    • Golda Meir – Israeli Prime Minister

    Ancient Egyptian Writing

    Rosetta Stone in BM, our photo

    A photo of the Rosetta Stone in the British Museum (taken in 1995)

    Here’s a quotation from an article about the 20-year history of the internet, by Guy Rundle in The Age on Sunday 15 March:

    Five thousand years ago, the invention of writing in Mesopotamia [Sumer] separated information from presence – a few strokes of cuneiform on a clay tablet established that meaning, intent, communication could be separated and transmitted without a person there to present it.

    From this event flows every modern institution of the state…”

    Sphinx and Great Pyramid JB

    Photo of the Great Pyramid and the Sphinx kindly provided by John Bayley

    Ancient Egyptian writing:

    Use this site to write some notes on the nature of hieroglyphic writing for your Emit assignment.

    A Biography of Jean-Francois Champollion

    The Story of the Decipherment of Hieroglyphics

    These links tell you the story of a man who started learning dead languages (and writing his diary in them) when he was as young as you are. He knew that understanding an ancient language would unlock secrets. Read the story of his determination and final achievement.

    Legacies of Ancient Egypt

    A legacy in this context means a special contribution that a civilisation leaves behind. It might include:


    Clipart kindly provided by A famous piece of ancient architecture. Can you think of other arenas based on this concept?

    • a memorable idea such as a special way of organising a society or dealing with a problem;

    • some kind of scientific knowledge;

    • an invention;

    • a monument;

    • a skill;

    • an impressive achievement in art, government, literature, etc;

    • something that later societies have admired and sought to emulate.

    For instance, ancient Sumerians are believed to have been the first to create a writing system. They pressed wedge-shaped marks into clay tablets. Many historians believe that this is what gave the Egyptians the idea of developing hieroglyphs.


     Here’s a quotation from an article about the 20-year history of the internet, by Guy Rundle in The Age on Sunday 15 March:

         “Five thousand years ago, the invention of writing in Mesopotamia [Sumer] separated information from presence – a few strokes of cuneiform on a clay tablet established that meaning, intent, communication could be separated and transmitted without a person there to present it.

           “From this event flows every modern institution of the state…”

    That’s some legacy!

    Cuneiform – clipart kindly provided by I always think that it would be wonderful if the first writing was created to write love poems or great literature. But no – someone wanted a receipt. Sigh. This is a material world.



    The ancient Egyptians had many achievements over the course of their long history. Their beautiful tomb paintings, for example, show us all about their lives on the Nile River. They drew figures in a way that changed little over the years.
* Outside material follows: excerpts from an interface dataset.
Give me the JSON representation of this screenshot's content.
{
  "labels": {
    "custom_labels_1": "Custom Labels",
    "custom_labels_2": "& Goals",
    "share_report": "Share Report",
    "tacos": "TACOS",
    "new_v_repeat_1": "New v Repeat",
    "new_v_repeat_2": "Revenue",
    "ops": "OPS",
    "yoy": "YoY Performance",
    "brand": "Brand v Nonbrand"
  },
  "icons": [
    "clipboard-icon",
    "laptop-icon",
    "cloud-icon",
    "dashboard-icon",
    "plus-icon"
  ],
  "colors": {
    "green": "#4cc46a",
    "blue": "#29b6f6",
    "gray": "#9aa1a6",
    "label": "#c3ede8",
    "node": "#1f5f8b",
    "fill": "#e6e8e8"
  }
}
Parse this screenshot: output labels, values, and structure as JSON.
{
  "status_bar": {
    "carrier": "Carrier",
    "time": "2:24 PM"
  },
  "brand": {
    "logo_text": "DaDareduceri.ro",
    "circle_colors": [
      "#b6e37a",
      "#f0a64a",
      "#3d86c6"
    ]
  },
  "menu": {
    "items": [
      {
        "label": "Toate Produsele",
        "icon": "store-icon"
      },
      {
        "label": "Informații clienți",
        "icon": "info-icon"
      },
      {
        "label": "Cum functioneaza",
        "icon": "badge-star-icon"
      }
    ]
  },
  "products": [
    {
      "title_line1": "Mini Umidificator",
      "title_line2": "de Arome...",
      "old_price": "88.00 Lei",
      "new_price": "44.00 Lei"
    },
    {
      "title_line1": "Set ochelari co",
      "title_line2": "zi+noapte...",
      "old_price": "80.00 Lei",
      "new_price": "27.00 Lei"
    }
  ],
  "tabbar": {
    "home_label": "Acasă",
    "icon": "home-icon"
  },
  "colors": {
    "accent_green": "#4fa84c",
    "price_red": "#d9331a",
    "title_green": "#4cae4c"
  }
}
Can you think of other great and inspiring achievements that others might have built upon?


    Egyptian peasants during harvest – note the side-on presentation of the bodies in classic Egyptian style
    Image in public domain from wikimedia.commons

    See what you can find out about the legacies of the ancient Egyptians at these sites.


    General: (Scroll down to find ideas about legacies.)


    This is a pdf on the pyramids and monuments.


    Ancient Egyptian ideas about pi:

    Ancient Egyptian art: 

    Ancient Egyptian water engineering and inventions: 

    (You’ll need to scroll down to read the vital information.)

    Managing time – calendars and clocks:

    Ancient Egyptian writing:

    Your task: Create an attractive A4 page divided into four parts. Your heading is “Legacies of Ancient Egypt”. In each quarter of the page paste a picture and write (using your own words) about the legacy you have chosen and why you think it is impressive, significant or influential in history.


    Then write a comment in answer to this cruel but fascinating question: What legacy would you as an individual like to leave behind?

    Another way to put this could be: How do you intend to leave the world a better place than you found it?

                     My legacy…